The immersion heater experiment
Aim – To see the effect of volume current on the effectiveness of an immersion heater heating 75 cm3 of water.
Current in circuit
Volume of liquid
Type of liquid
Amount of insulation
Size/shape of beaker
Size/shape of immersion heater
Time readings are taken over
Start temperature of liquid
Temperature change in 5 minutes
A small beaker was filled with 75cm3 of water at 24 degrees Celsius. A circuit was made that incorporated an immersion heater, an ammeter, a voltmeter, and a variable resistor.
The immersion heater was placed into the beaker of water and the current was set to maximum on the resistor. Two readings were taken for each set of results.
I predict that the current in the circuit will be proportional to the temperature change i.e. as the current is increased the temperature change will increase as well. This is because if the current increases there will therefore be more heat energy lost from the immersion heater.
Vol. Of H20
Temp. change 1
Temp. change 2

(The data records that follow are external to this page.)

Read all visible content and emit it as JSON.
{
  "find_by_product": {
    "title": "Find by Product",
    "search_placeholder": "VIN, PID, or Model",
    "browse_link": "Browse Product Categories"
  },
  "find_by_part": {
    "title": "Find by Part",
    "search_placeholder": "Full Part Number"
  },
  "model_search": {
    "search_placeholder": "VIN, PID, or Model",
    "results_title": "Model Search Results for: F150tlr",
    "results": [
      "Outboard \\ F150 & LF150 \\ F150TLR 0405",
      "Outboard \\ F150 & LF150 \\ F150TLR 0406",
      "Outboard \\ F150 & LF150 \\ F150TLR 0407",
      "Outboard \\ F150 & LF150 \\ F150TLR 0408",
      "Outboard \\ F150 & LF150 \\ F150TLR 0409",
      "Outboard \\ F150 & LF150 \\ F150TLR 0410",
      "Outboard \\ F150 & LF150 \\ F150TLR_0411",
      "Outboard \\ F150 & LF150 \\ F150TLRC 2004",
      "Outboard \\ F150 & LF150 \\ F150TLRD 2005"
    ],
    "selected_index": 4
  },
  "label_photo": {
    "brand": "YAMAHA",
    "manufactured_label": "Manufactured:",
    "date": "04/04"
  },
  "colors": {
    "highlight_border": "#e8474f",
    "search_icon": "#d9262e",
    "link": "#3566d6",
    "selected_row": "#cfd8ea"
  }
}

As I assumed my predictions have been proved correct. As the current increases, the temperature change in the water increases as well. This is because as more electrical energy flows through the circuit, the immersion heater produces more useful heat energy. This produces a convection current in the water and causes it to heat up. However, heat energy was lost in other places (parts of the immersion heater that were not in the water and the variable resistor were the main two places) and therefore the results could have been false. The insulation that we used would have helped a bit but did not stop some of the heat energy being lost.
To conclude, I would say that this experiment showed what it was meant to show. The current was directly proportional to the change in temperature i.e. as the current increased the change in temperature changed as well. However, many things still went wrong that could be corrected if the experiment was to be done again.
In my view, the experiment went well. It showed what it was meant to show. However, there were a few anomalies. For example, the temperature differed by more (10oC) when the current reading was 1.76A than when the current reading was 2.51A. This could be because the thermometer was not left for long enough to cool down. If we wanted to have a thermometer that was at the exact same temperature for each experiment then we could have used a new one each time. This may also be because the water started off at a different temperature. If I did the experiment again I would probably get my water from a container kept at constant temperature. I could also do the experiment again to see of the starting temperature of the water did affect the amount that the temperature changed in a certain amount of time.
Another thing that could have been done was to cover the container that we were doing the experiment in. There is no doubt in my mind that heat energy was lost from the top of the container. We could have used more of the insulating material on top of the beaker to prevent this. We also should have made sure that the heater was completely immersed in the water. If it was not in our experiment then the air surrounding the beaker would have been heated.
If we wanted to make sure that no heat was lost at all from our experiment then we would have to do the experiment in a vacuum. This is of course impossible in our case because we do not have the equipment to do this.
If I was to do the experiment again I would try to iron out all of the anomalies in my results by changing and adapting all of the things that affected my results this time round.